Task prompt
Filter the entries for the string "friends". Copy each line that has it.

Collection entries
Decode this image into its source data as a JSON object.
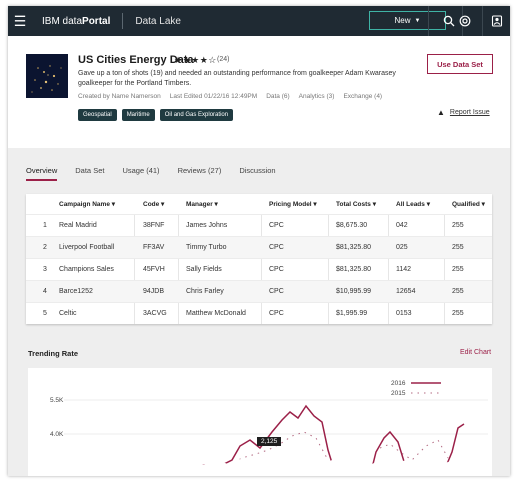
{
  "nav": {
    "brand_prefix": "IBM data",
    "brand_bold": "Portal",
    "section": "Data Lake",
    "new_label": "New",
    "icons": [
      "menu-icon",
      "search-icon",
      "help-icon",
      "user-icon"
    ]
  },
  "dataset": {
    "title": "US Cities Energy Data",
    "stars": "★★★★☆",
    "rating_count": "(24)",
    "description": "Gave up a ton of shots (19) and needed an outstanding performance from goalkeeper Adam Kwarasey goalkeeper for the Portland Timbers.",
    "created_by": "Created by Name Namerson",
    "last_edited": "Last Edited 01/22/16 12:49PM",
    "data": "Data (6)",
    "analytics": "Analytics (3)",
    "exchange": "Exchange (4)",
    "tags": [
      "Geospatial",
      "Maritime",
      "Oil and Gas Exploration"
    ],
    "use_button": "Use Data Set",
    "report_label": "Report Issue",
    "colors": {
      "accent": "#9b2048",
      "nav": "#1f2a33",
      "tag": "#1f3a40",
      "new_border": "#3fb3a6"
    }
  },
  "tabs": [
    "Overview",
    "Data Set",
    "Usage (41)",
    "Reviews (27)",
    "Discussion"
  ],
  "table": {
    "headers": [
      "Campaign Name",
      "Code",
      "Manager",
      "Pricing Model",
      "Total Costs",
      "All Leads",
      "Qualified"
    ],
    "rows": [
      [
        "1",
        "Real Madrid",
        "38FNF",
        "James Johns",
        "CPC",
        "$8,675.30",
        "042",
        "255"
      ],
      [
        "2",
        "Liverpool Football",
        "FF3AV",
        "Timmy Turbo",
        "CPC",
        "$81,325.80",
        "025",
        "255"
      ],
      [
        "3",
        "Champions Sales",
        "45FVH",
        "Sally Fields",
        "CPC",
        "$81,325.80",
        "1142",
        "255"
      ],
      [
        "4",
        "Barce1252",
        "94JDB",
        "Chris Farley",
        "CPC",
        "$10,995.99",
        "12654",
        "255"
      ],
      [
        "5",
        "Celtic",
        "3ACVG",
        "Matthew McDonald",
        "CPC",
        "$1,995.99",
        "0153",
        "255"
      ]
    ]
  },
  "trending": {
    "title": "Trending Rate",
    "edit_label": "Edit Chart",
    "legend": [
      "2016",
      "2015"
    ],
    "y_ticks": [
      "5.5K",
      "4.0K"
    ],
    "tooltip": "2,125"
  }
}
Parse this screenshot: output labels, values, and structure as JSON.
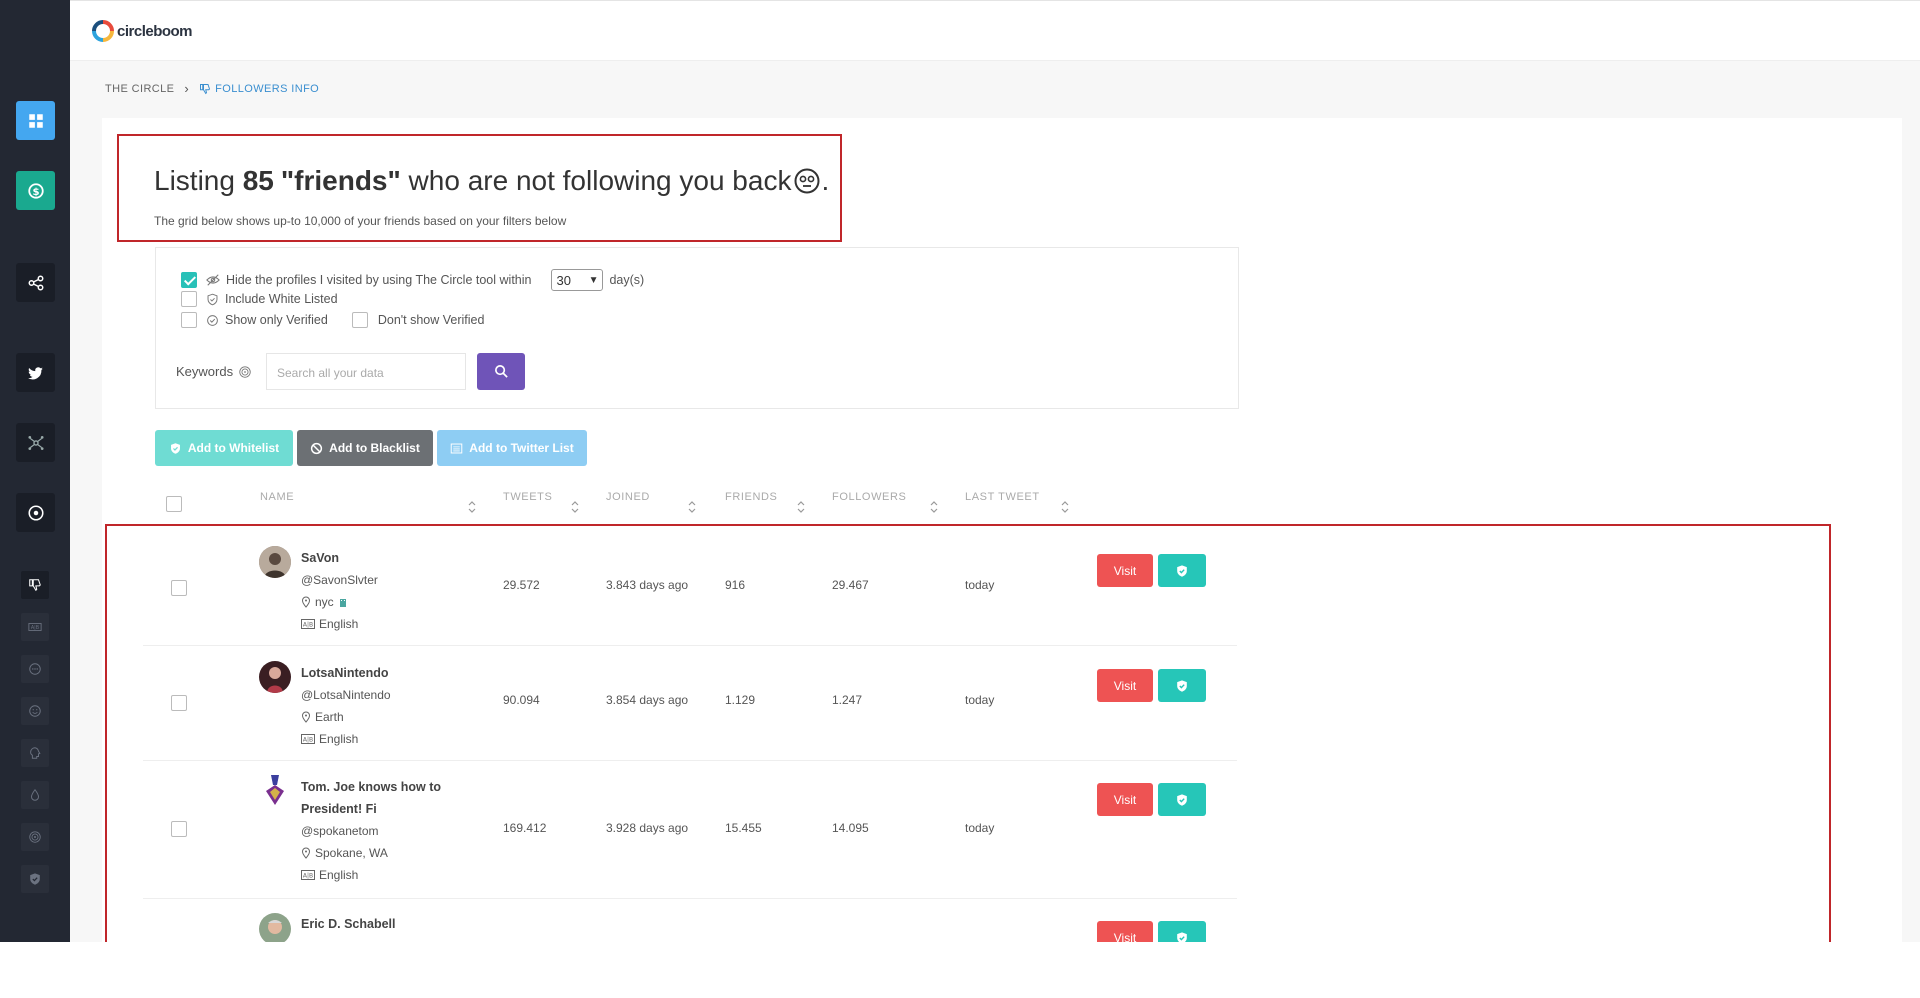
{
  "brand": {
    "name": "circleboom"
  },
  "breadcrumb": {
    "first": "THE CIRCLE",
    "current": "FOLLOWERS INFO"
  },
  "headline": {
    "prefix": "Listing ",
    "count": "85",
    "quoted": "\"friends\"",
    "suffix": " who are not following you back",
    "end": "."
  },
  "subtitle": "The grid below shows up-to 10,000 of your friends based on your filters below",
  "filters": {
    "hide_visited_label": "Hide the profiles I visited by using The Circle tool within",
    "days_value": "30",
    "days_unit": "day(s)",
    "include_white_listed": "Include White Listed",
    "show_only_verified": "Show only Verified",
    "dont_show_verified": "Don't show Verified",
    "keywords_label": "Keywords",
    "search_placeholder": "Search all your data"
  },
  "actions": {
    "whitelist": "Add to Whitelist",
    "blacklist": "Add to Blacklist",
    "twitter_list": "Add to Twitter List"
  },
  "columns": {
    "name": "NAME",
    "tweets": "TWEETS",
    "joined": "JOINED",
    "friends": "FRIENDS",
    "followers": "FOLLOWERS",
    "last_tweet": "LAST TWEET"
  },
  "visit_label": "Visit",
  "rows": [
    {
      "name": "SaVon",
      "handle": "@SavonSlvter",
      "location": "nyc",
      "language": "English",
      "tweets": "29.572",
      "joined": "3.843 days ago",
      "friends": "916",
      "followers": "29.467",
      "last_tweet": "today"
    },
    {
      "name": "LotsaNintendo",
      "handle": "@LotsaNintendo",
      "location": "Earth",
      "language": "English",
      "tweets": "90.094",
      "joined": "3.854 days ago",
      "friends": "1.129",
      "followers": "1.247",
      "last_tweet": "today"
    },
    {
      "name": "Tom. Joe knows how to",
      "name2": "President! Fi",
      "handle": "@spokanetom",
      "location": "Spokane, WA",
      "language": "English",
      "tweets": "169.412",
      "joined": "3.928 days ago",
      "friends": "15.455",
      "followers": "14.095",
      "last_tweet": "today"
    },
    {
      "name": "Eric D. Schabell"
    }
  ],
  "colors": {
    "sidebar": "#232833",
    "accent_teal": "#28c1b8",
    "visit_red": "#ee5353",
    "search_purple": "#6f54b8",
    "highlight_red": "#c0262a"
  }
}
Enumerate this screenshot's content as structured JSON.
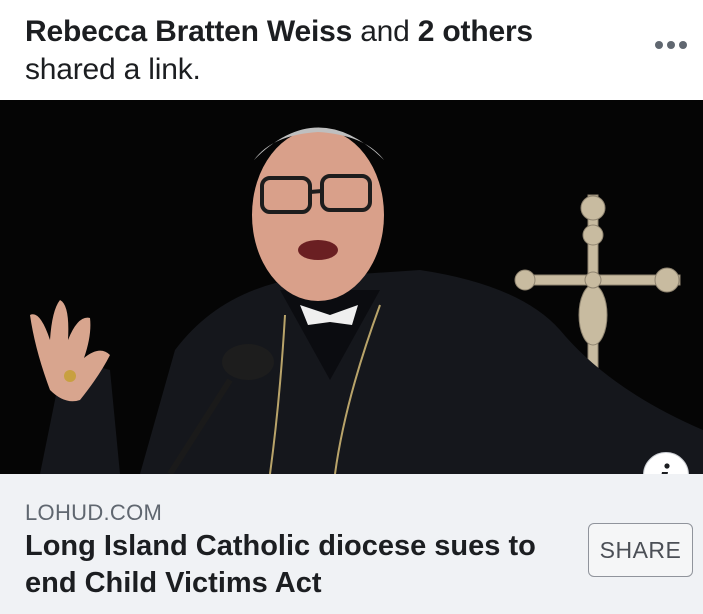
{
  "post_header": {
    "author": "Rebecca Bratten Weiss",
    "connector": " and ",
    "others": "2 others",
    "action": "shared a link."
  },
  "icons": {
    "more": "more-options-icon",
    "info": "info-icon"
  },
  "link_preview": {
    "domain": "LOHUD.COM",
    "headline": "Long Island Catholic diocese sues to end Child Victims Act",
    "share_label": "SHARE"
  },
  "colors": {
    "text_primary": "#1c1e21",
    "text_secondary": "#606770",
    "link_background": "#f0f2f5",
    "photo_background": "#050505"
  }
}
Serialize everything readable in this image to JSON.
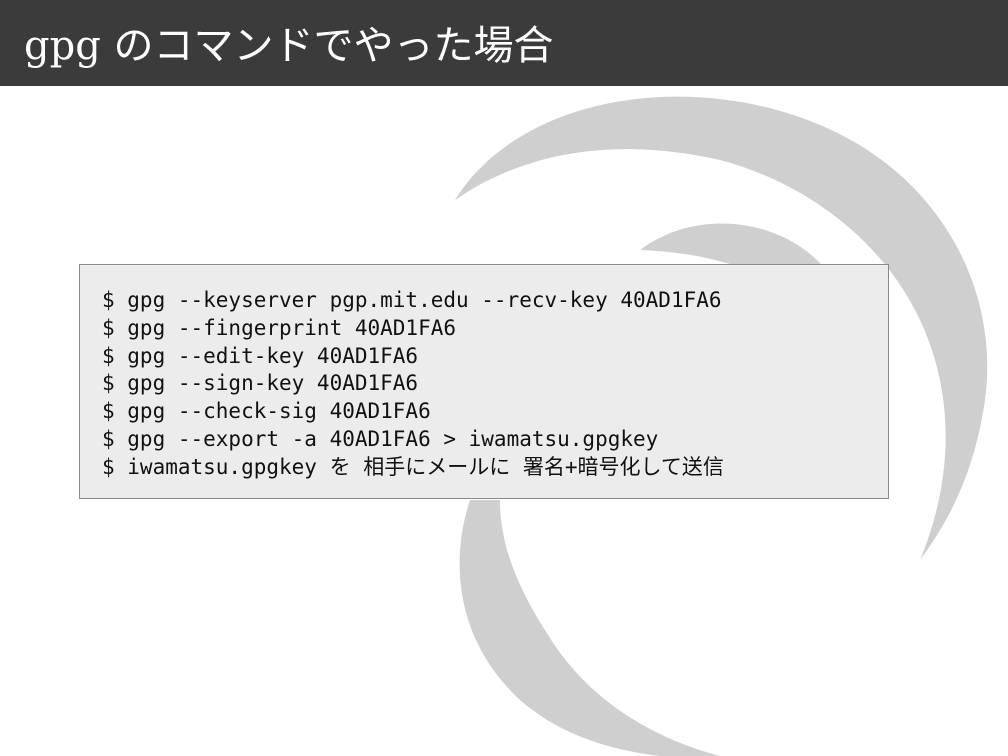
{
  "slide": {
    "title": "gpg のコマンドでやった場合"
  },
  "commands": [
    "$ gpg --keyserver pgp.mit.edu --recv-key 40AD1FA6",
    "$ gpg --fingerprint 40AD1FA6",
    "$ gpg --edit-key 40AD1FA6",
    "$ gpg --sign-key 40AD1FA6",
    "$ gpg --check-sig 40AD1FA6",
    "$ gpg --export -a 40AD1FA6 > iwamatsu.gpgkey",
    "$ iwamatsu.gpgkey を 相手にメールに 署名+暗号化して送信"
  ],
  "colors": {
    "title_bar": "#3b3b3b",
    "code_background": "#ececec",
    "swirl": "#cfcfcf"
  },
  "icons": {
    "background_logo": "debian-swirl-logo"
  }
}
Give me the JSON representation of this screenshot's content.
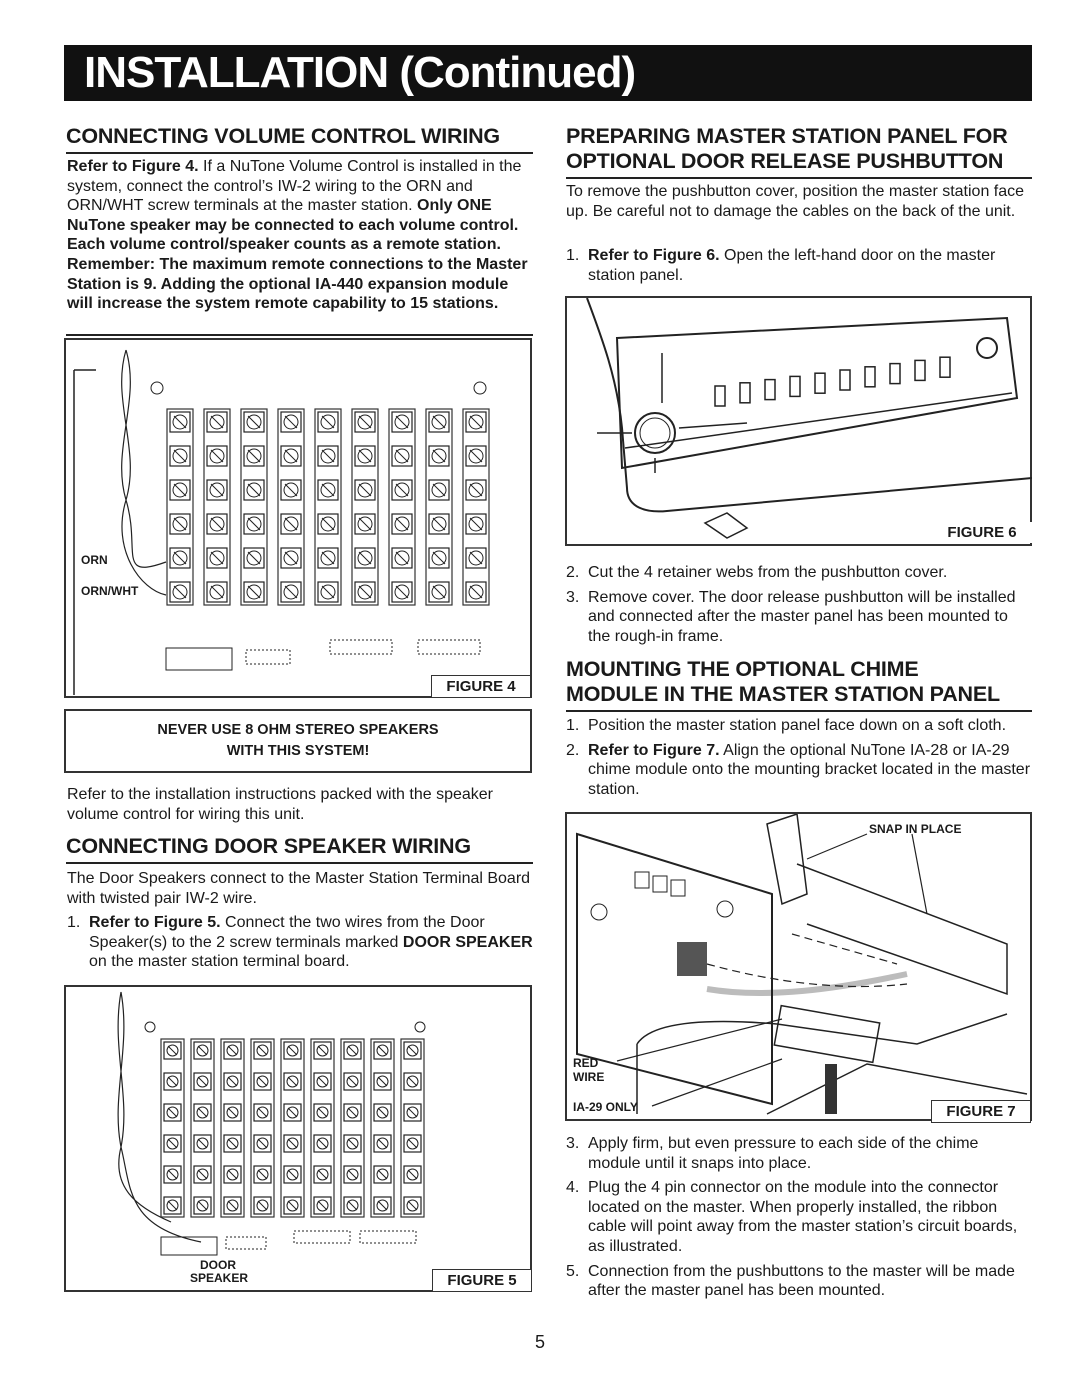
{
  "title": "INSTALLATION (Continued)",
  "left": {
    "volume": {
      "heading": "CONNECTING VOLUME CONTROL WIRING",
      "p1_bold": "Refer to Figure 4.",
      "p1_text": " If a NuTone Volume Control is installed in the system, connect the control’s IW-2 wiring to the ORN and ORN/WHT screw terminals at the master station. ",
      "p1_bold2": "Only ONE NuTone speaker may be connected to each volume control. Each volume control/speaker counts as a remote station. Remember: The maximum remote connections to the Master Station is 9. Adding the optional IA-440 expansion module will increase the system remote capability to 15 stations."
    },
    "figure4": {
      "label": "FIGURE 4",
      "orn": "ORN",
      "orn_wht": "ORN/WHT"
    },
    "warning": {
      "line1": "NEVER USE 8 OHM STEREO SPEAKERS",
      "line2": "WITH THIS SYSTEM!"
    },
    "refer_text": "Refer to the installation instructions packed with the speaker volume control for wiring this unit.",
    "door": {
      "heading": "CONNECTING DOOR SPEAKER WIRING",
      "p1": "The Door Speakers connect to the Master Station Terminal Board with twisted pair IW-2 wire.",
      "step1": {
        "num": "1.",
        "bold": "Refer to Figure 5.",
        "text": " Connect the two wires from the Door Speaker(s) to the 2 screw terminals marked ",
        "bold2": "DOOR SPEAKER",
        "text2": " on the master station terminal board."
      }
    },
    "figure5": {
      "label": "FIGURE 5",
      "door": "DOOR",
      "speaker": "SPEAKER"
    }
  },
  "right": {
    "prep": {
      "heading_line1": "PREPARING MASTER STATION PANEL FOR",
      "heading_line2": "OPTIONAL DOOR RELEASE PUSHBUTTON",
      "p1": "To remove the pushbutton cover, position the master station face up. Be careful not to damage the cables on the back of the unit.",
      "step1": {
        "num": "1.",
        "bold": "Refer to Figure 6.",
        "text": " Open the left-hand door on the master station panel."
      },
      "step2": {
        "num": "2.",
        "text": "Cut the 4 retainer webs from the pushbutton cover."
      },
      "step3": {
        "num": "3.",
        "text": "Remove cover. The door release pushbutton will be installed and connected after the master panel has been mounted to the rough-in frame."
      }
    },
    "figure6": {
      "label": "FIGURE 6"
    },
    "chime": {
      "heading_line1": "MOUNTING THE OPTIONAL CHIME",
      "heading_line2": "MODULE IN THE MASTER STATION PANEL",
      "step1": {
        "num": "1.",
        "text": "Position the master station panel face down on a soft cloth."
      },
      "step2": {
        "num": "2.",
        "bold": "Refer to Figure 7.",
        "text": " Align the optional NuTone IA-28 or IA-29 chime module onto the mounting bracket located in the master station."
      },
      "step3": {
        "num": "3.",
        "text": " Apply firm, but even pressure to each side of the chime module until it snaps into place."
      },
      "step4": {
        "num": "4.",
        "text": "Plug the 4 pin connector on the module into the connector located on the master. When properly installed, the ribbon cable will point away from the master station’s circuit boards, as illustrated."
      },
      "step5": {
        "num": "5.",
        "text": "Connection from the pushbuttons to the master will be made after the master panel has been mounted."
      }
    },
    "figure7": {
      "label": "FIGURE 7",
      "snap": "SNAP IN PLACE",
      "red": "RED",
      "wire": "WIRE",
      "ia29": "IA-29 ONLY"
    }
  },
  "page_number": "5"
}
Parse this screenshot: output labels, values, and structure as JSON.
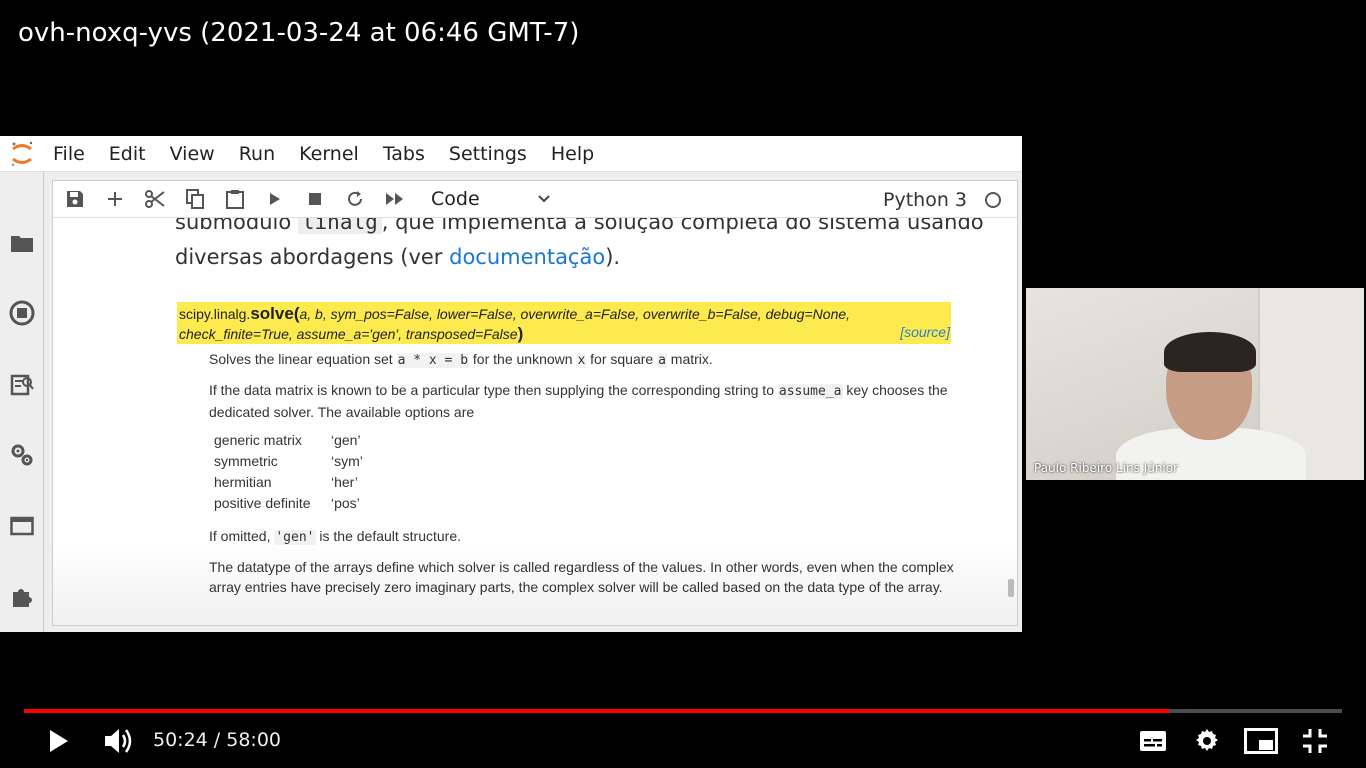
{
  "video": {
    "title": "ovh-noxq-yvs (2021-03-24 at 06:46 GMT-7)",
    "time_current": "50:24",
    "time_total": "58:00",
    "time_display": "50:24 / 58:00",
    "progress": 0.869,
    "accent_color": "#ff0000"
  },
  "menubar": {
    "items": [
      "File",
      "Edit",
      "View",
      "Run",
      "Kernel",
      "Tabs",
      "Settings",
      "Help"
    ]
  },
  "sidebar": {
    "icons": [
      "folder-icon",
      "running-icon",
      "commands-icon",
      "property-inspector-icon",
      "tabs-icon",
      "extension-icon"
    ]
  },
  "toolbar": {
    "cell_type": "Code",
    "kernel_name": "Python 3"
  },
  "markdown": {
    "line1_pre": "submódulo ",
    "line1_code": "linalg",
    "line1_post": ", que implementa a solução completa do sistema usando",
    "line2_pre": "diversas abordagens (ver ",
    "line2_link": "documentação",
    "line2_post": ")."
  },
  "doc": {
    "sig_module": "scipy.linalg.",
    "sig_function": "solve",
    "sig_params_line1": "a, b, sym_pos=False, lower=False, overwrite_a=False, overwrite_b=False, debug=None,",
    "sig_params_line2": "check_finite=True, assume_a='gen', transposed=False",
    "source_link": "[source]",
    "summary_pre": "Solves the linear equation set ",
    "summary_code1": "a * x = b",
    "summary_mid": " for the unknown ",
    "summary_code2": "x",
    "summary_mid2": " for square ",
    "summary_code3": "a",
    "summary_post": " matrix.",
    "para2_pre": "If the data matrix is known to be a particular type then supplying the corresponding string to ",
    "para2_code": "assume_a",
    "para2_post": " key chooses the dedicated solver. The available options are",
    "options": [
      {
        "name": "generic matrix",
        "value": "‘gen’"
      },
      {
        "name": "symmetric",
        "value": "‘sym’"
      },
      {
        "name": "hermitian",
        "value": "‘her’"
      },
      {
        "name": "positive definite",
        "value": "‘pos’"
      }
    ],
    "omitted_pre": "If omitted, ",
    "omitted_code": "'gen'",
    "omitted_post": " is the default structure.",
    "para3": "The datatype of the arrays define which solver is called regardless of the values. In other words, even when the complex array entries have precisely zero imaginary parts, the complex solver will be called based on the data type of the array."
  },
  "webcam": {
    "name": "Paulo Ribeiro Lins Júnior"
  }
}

Solution below
    "quoted": "\"friends\"",
  "subtitle": "The grid below shows up-to 10,000 of your friends based on your filters below",
    "friends": "FRIENDS",
      "friends": "916",
      "friends": "1.129",
      "friends": "15.455",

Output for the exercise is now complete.